It is a simple fact that I either need a piece of software to do something I know it can do and some company, not always M$, is not allowing me do this or allowing me the freedom to make it do this. I have and will reverse engineer or crack it as needed. I will NOT however, pirate software. I run OSX or Linux and I always pay for my software, hence why I feel it is my right to make it do my biding.
When it comes to private networks or systems, it depends on what is on it. 99% of the time it is curiosity or the need for a particular piece of what I feel should be common knowledge. I do believe in intellectual property rights and a person's right to privacy but at the same time, don't hamper my right to access a given information source.
Hacker ethics are vastly different from business ethics or everyday ethics.
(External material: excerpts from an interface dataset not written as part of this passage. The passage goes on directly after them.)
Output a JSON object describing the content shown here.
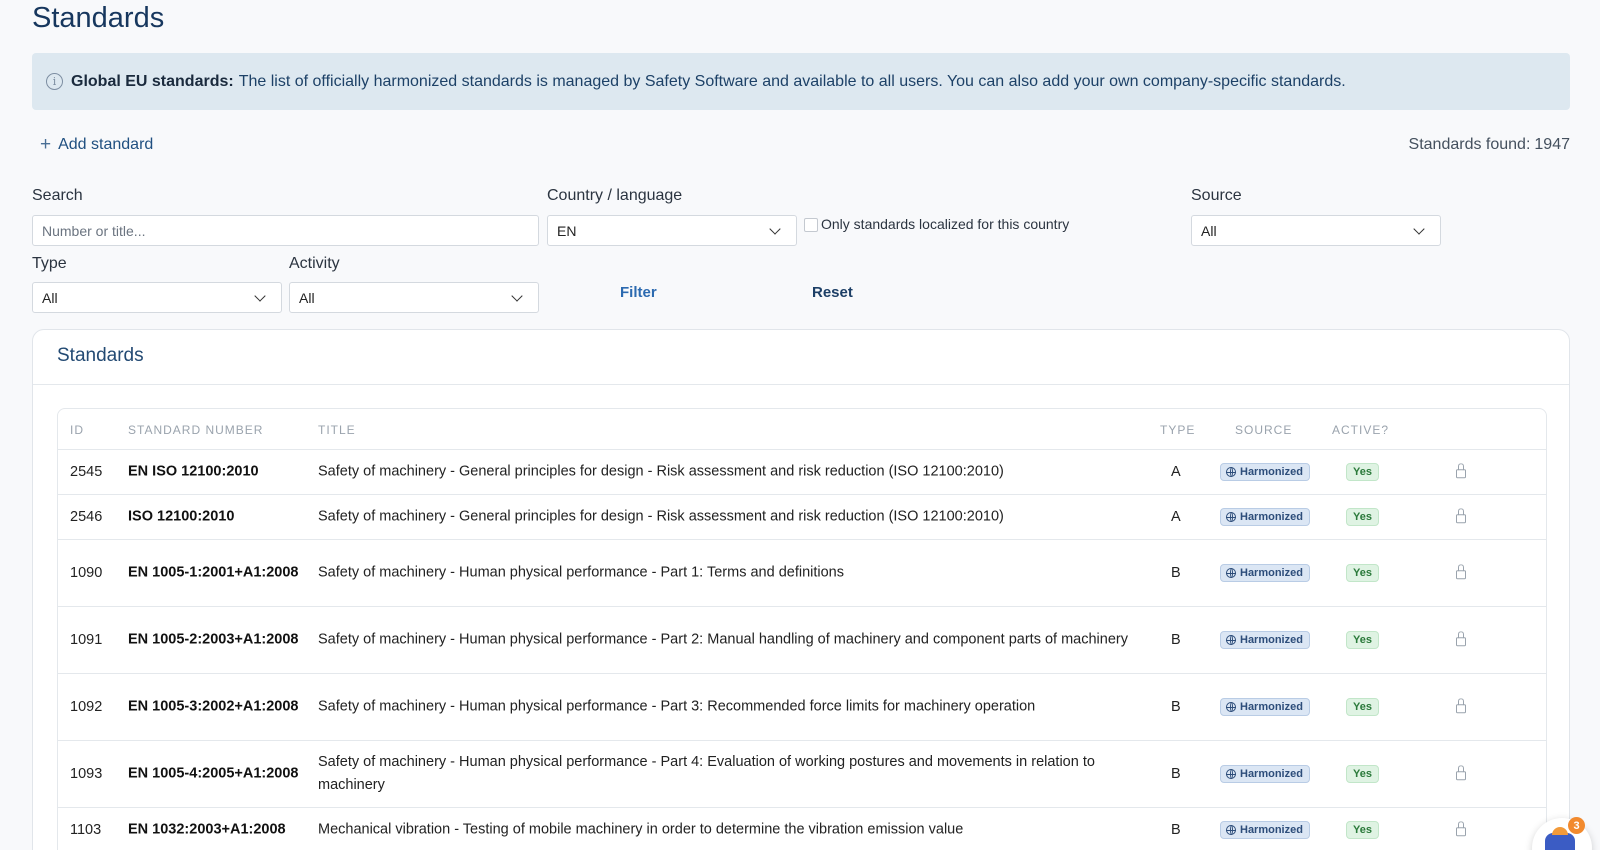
{
  "page_title": "Standards",
  "banner": {
    "icon": "info-icon",
    "bold": "Global EU standards:",
    "text": "The list of officially harmonized standards is managed by Safety Software and available to all users. You can also add your own company-specific standards."
  },
  "toolbar": {
    "add_label": "Add standard",
    "found_label": "Standards found:",
    "found_count": "1947"
  },
  "filters": {
    "search_label": "Search",
    "search_placeholder": "Number or title...",
    "country_label": "Country / language",
    "country_value": "EN",
    "localized_label": "Only standards localized for this country",
    "source_label": "Source",
    "source_value": "All",
    "type_label": "Type",
    "type_value": "All",
    "activity_label": "Activity",
    "activity_value": "All",
    "filter_button": "Filter",
    "reset_button": "Reset"
  },
  "table": {
    "card_title": "Standards",
    "headers": {
      "id": "ID",
      "number": "Standard Number",
      "title": "Title",
      "type": "Type",
      "source": "Source",
      "active": "Active?"
    },
    "rows": [
      {
        "id": "2545",
        "number": "EN ISO 12100:2010",
        "title": "Safety of machinery - General principles for design - Risk assessment and risk reduction (ISO 12100:2010)",
        "type": "A",
        "source": "Harmonized",
        "active": "Yes"
      },
      {
        "id": "2546",
        "number": "ISO 12100:2010",
        "title": "Safety of machinery - General principles for design - Risk assessment and risk reduction (ISO 12100:2010)",
        "type": "A",
        "source": "Harmonized",
        "active": "Yes"
      },
      {
        "id": "1090",
        "number": "EN 1005-1:2001+A1:2008",
        "title": "Safety of machinery - Human physical performance - Part 1: Terms and definitions",
        "type": "B",
        "source": "Harmonized",
        "active": "Yes"
      },
      {
        "id": "1091",
        "number": "EN 1005-2:2003+A1:2008",
        "title": "Safety of machinery - Human physical performance - Part 2: Manual handling of machinery and component parts of machinery",
        "type": "B",
        "source": "Harmonized",
        "active": "Yes"
      },
      {
        "id": "1092",
        "number": "EN 1005-3:2002+A1:2008",
        "title": "Safety of machinery - Human physical performance - Part 3: Recommended force limits for machinery operation",
        "type": "B",
        "source": "Harmonized",
        "active": "Yes"
      },
      {
        "id": "1093",
        "number": "EN 1005-4:2005+A1:2008",
        "title": "Safety of machinery - Human physical performance - Part 4: Evaluation of working postures and movements in relation to machinery",
        "type": "B",
        "source": "Harmonized",
        "active": "Yes"
      },
      {
        "id": "1103",
        "number": "EN 1032:2003+A1:2008",
        "title": "Mechanical vibration - Testing of mobile machinery in order to determine the vibration emission value",
        "type": "B",
        "source": "Harmonized",
        "active": "Yes"
      }
    ]
  },
  "chat_widget": {
    "icon": "chatbot-icon",
    "badge": "3"
  },
  "colors": {
    "title": "#17375e",
    "banner_bg": "#dde8f0",
    "harmonized_badge": "#dbe6f4",
    "yes_badge": "#dff3e3"
  }
}
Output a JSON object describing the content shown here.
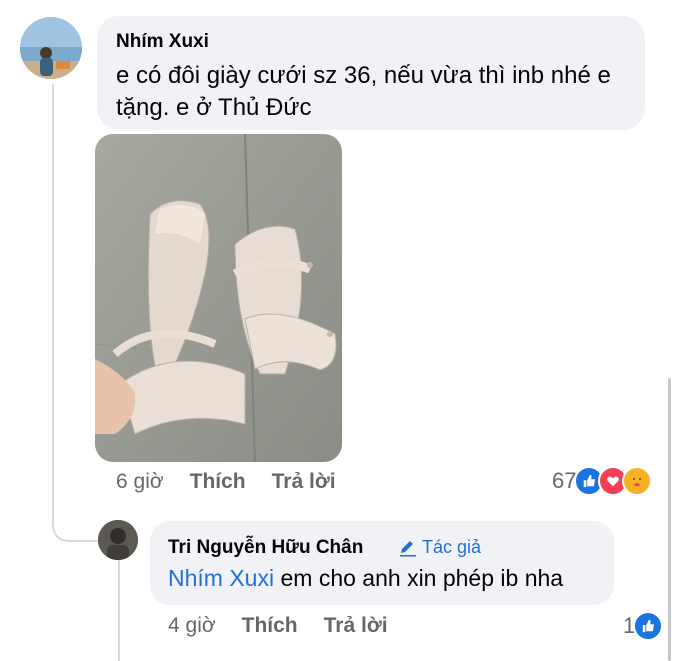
{
  "comment": {
    "author": "Nhím Xuxi",
    "text": "e có đôi giày cưới sz 36, nếu vừa thì inb nhé e tặng. e ở Thủ Đức",
    "time": "6 giờ",
    "like_label": "Thích",
    "reply_label": "Trả lời",
    "reaction_count": "67",
    "reactions": [
      "like-icon",
      "love-icon",
      "care-icon"
    ]
  },
  "reply": {
    "author": "Tri Nguyễn Hữu Chân",
    "author_badge": "Tác giả",
    "mention": "Nhím Xuxi",
    "text": " em cho anh xin phép ib nha",
    "time": "4 giờ",
    "like_label": "Thích",
    "reply_label": "Trả lời",
    "reaction_count": "1",
    "reactions": [
      "like-icon"
    ]
  },
  "colors": {
    "accent": "#216fdb",
    "bubble": "#f0f2f5",
    "meta_text": "#65676b"
  }
}
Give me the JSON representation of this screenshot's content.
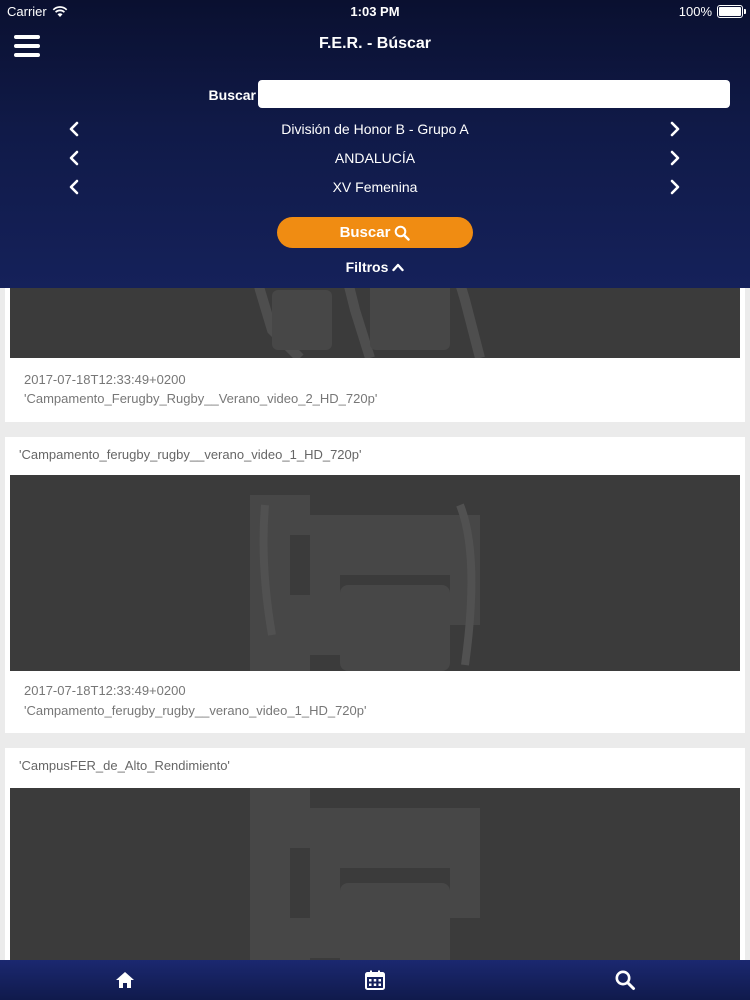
{
  "status_bar": {
    "carrier": "Carrier",
    "time": "1:03 PM",
    "battery": "100%"
  },
  "nav": {
    "title": "F.E.R. - Búscar"
  },
  "search": {
    "label": "Buscar",
    "value": "",
    "placeholder": ""
  },
  "selectors": [
    {
      "value": "División de Honor B - Grupo A"
    },
    {
      "value": "ANDALUCÍA"
    },
    {
      "value": "XV Femenina"
    }
  ],
  "search_button": {
    "label": "Buscar"
  },
  "filters": {
    "label": "Filtros"
  },
  "results": [
    {
      "title": "",
      "date": "2017-07-18T12:33:49+0200",
      "subtitle": "'Campamento_Ferugby_Rugby__Verano_video_2_HD_720p'"
    },
    {
      "title": "'Campamento_ferugby_rugby__verano_video_1_HD_720p'",
      "date": "2017-07-18T12:33:49+0200",
      "subtitle": "'Campamento_ferugby_rugby__verano_video_1_HD_720p'"
    },
    {
      "title": "'CampusFER_de_Alto_Rendimiento'",
      "date": "",
      "subtitle": ""
    }
  ],
  "tabbar": {
    "items": [
      "home-icon",
      "calendar-icon",
      "search-icon"
    ]
  },
  "colors": {
    "header_bg": "#101a48",
    "accent": "#f08c12",
    "thumb_bg": "#3b3b3b",
    "page_bg": "#ebebeb"
  }
}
I have taken classes in both human relations and business ethics as well as sociology and psychology. Each culture has its own separate form of ethics, so called hackers, in the original sense, have theirs and they can not be taught by anyone but another respected hacker. I will not listen to anyone, especially most computer professionals, tell me about ethics when they have no concept of the world in which I live in and the methods employed by me to learn my craft. So called normal ethics should not and will never apply to me.
While on that thought of dreamspark, does the expression studio that is released under it come with a serial code, tried installing it, and it says that I have a 60 day trial version, is this correct?
While on the cracking/hacking theme, there is a great resource available on the net. Its called hacker high school. weww.hackerhighschool.org a great way to get students to think about security all taught around lessons. A great one to do when you have a little time available.
Another thing that I am also doing is getting students to read books, there is a great book by Cory Doctorow called Little Brother, free ebook availble here http://craphound.com/littlebrother/download/
The other one that I have just found while doing some research for this message is Hacker Cracker by David Chanoff
Gerald, you should be able to find a serial code for Expression on the Dreamspark web site. Check the help if you can't find it.